- Coexistence and evolution – 3G, 4G, and 5G will need to coexist for some time, adding complexity to both carrier networks and end-user devices. The obsolescence of earlier generations is essential to improved spectral efficiency, so carriers will need to carefully plan and stage rollouts and upgrades alike.
- Other regulatory policies – In addition to spectrum regulation, other regulations in such domains as net neutrality, the taxation of communications services, universal service, and overall national broadband policies will need to be revisited and perhaps even reconsidered altogether.
- Pricing – Finally, we have at present no idea what form the pricing models for 5G might take. While voice, messaging, and similar narrowband services will likely remain flat-rate, the pricing of 50Mbps-plus IP services is unknown. Just as we saw unlimited data plans vanish only to reappear years later, the possibility (likelihood?) of such volatility is an element that should be part of organizational planning going forward, including with respect to service plans selected under BYOD policies.
Note that 5G activity continues to build, with even a few field trials now underway, at least nominally. While sometimes these trials are marketed under that designation, they are not really early deployments because the underlying standards, let alone the required hardware and software, do not yet exist. We do not expect the general availability of 5G much before the 2020/2021 timeframe, and critical mass, a term we use to describe reliable availability in major population centers, not occurring before 2025. And, fear not; while 3G service should begin to fade around 2025, 4G availability should be good at least until 2030. Organizations thus have plenty of time to plan and complete the cutover to 5G, although we expect that mobile-device vendors and carriers may provide incentives for a more rapid market uptake.
Given the pervasiveness of BYOD initiatives and the fact that they will continue to be the dominant model for organizational mobile-device provisioning, most organizational IT departments will ultimately need to devote only minimal effort to the day-to-day management of end-user evolution to 5G. Most of the work here should be in updating reimbursement policies as 5G service plans gel.
But organizations should begin to consider what 5G might mean to their own internal operations. Just as 802.11ac broke the gigabit barrier and eliminated the need for wired drops to all but a few end-users, 5G may represent the final cord-cutting for everyone, everywhere. Remember – 5G is about replacement, not augmentation. And, as we expect 5G to include current-generation Wi-Fi, organizational investments in in-building networks should be little affected by the advent of 5G. We do expect at least a few carriers and operators to get into the managed-services business, however, offering one-stop shopping for both WLAN and WWAN and even some value-added services. And high-capacity wired backhaul and interconnect links will also be unaffected by 5G, at least for the foreseeable future.

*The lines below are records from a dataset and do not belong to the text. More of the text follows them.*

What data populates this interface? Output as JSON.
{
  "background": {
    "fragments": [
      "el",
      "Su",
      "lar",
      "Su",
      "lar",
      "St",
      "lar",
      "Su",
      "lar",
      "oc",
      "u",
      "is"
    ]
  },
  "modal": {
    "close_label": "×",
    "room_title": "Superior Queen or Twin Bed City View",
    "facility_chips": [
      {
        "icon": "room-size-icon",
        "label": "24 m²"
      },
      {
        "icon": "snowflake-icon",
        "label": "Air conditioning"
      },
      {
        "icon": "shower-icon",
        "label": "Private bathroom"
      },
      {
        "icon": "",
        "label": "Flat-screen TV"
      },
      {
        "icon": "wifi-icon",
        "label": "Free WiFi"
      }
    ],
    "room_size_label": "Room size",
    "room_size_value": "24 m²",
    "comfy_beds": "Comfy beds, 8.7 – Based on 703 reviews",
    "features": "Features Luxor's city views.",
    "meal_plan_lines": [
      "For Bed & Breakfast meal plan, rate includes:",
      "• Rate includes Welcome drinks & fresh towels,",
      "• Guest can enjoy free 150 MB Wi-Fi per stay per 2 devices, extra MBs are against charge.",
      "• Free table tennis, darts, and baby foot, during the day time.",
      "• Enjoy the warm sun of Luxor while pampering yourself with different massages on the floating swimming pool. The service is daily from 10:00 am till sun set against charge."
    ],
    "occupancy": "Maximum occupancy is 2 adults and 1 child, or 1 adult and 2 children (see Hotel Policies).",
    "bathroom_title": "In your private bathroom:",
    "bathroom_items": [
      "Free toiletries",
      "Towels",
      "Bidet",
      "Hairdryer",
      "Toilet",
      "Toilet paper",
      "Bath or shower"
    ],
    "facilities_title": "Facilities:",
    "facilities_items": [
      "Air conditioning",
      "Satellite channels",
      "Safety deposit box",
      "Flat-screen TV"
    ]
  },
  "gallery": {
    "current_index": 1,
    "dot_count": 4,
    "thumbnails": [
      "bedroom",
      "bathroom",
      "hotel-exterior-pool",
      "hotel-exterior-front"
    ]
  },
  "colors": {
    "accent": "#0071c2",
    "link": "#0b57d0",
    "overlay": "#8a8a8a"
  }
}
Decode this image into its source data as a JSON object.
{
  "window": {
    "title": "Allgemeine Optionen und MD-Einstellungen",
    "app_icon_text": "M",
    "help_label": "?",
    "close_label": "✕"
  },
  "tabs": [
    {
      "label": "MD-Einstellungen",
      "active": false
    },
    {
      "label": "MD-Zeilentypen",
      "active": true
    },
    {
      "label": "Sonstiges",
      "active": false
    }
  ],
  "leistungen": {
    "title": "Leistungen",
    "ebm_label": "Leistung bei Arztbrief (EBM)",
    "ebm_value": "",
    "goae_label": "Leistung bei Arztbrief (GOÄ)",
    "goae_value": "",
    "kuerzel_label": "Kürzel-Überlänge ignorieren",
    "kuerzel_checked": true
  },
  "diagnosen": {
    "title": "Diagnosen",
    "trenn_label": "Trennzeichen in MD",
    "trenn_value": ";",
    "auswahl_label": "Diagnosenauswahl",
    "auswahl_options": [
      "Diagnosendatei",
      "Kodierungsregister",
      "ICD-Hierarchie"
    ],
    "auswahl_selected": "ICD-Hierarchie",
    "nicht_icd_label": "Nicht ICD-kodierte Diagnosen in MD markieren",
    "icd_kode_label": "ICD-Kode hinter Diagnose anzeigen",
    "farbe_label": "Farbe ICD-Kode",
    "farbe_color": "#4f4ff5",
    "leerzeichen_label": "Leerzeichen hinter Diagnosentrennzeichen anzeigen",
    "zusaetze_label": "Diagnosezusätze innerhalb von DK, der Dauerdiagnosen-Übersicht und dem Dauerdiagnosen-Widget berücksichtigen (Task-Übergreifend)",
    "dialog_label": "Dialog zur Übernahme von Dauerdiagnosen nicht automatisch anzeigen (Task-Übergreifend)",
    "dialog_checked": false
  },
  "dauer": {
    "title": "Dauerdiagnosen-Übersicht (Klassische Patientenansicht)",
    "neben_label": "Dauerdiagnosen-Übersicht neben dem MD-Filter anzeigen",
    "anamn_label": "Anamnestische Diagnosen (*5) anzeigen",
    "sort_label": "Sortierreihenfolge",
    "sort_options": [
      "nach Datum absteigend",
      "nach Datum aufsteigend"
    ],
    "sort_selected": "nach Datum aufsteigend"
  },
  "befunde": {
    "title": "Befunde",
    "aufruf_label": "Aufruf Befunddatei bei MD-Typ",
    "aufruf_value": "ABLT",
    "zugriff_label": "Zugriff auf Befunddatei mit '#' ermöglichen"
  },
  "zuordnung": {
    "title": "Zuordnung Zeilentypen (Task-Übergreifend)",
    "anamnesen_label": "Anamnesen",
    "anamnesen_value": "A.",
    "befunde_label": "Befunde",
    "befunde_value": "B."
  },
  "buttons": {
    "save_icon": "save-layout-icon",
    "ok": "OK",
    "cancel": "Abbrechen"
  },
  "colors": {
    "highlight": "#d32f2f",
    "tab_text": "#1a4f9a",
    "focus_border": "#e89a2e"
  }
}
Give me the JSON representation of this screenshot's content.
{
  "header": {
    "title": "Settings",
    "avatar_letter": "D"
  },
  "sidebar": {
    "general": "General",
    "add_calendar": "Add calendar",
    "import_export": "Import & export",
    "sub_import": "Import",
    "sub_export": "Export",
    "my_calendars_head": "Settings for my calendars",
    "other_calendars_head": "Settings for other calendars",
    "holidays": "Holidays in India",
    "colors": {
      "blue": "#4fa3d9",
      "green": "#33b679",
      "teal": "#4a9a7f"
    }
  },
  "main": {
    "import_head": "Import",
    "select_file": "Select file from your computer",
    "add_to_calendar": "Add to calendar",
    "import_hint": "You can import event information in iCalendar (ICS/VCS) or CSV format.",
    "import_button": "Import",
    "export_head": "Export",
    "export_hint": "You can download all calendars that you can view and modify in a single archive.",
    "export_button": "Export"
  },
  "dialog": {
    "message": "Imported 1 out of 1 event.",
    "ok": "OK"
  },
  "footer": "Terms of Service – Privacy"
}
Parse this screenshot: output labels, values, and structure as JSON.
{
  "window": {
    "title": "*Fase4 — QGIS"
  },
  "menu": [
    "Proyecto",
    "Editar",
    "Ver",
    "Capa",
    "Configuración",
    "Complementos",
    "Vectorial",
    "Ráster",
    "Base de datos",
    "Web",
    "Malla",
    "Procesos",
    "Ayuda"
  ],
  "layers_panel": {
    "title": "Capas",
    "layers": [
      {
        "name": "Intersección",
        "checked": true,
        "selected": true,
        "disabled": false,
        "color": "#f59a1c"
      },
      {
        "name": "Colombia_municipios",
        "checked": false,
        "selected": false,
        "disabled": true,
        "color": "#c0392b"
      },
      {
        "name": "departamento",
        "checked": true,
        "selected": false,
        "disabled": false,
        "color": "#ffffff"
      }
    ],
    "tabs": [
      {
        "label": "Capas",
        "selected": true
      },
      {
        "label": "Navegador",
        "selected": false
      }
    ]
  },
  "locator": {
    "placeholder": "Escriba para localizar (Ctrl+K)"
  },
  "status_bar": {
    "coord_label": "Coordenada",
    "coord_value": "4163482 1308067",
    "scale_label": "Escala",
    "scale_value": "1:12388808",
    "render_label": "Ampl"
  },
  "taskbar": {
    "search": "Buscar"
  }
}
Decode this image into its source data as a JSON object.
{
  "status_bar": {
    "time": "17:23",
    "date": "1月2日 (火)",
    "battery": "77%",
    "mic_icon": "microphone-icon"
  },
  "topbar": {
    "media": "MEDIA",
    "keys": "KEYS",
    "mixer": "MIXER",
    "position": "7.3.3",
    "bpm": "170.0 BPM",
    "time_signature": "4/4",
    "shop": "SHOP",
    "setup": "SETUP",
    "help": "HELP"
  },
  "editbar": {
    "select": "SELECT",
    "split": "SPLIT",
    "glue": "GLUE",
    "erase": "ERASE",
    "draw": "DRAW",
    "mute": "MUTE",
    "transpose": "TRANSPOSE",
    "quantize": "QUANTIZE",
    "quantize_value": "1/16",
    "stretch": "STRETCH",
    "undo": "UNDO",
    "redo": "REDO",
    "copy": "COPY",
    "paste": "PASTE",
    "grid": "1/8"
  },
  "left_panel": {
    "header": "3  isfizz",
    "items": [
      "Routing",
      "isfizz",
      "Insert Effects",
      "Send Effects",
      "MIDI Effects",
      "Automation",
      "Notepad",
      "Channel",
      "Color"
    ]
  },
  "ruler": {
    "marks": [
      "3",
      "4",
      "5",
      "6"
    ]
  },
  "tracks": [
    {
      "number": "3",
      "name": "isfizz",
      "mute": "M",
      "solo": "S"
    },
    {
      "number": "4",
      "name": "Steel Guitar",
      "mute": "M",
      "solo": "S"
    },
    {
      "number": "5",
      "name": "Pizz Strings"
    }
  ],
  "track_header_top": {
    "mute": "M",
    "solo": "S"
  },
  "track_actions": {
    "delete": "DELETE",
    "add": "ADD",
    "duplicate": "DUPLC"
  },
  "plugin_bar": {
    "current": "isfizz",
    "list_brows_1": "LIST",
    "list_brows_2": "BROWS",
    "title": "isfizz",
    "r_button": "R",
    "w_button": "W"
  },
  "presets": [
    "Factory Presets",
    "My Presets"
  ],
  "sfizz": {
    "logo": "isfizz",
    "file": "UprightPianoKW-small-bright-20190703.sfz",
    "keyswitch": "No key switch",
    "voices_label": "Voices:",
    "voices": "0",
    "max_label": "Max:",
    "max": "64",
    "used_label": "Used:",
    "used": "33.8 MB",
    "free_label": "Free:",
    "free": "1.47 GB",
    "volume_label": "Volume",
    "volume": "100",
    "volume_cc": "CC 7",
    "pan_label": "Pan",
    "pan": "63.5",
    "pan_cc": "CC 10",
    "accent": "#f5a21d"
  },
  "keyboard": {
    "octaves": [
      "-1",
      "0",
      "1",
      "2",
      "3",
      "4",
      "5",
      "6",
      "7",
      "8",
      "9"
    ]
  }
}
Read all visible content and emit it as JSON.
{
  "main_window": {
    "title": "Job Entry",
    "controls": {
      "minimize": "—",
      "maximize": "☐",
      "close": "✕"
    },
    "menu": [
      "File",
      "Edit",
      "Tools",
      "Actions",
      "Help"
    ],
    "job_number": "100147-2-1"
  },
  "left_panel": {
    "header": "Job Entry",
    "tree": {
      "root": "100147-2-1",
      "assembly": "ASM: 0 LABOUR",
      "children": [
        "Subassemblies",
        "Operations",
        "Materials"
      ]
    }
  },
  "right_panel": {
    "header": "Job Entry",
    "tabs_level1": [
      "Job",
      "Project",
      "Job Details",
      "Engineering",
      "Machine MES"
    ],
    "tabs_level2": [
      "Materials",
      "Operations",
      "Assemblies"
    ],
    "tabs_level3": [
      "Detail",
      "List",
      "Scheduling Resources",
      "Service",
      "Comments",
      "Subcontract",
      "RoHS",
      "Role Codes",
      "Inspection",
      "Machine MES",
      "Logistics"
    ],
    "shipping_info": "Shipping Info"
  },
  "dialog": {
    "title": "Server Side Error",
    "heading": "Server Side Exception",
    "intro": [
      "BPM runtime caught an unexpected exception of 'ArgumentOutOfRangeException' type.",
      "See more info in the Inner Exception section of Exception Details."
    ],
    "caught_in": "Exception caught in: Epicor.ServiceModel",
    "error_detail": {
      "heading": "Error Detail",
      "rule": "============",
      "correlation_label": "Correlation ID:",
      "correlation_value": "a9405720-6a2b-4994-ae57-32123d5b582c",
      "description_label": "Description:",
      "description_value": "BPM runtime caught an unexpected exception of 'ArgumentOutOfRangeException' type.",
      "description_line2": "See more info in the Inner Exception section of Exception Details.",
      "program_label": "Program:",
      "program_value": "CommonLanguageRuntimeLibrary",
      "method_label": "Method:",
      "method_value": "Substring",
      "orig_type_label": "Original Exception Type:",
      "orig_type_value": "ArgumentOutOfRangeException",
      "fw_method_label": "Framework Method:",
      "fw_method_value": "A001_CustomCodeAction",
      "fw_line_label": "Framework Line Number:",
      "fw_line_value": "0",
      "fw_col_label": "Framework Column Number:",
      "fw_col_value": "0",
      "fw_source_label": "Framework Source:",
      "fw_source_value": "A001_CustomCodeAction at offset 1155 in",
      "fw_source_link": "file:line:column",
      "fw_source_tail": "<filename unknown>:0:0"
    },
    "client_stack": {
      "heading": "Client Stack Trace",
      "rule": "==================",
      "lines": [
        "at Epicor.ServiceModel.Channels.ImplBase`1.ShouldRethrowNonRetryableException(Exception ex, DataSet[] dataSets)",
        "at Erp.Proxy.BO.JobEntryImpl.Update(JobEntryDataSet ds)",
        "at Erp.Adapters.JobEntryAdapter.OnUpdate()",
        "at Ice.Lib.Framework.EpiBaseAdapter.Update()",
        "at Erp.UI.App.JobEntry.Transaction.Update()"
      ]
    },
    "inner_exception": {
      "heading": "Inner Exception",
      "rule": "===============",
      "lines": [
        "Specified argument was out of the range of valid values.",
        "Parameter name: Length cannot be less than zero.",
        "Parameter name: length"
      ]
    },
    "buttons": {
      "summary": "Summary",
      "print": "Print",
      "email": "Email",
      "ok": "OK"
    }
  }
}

As for the remainder of IT initiatives, including cloud, virtualization, and more, 5G should be transparent – just another fast link that also happens to be mobile. 5G, restating our initial thesis above, is evolutionary, not revolutionary.
Which brings us to a final point: will there ever be a 6G? Believe it or not, we doubt that such will be necessary. 5G itself will evolve over time, transparently incorporating leading-edge innovations like Massive MIMO to continue to meet the ever-growing demand for wireless connectivity. So, for now, anyway, it’s safe to conclude that all of us – vendors, carriers and operators, IT departments, and even end-users – are far enough up the wireless experience curve that the transition to 5G, despite the remarkable advance in overall capability, may very well be the smoothest cellular upgrade ever.
Craig J. Mathias is a principal with Farpoint Group, an advisory firm specializing in wireless networking and mobile computing.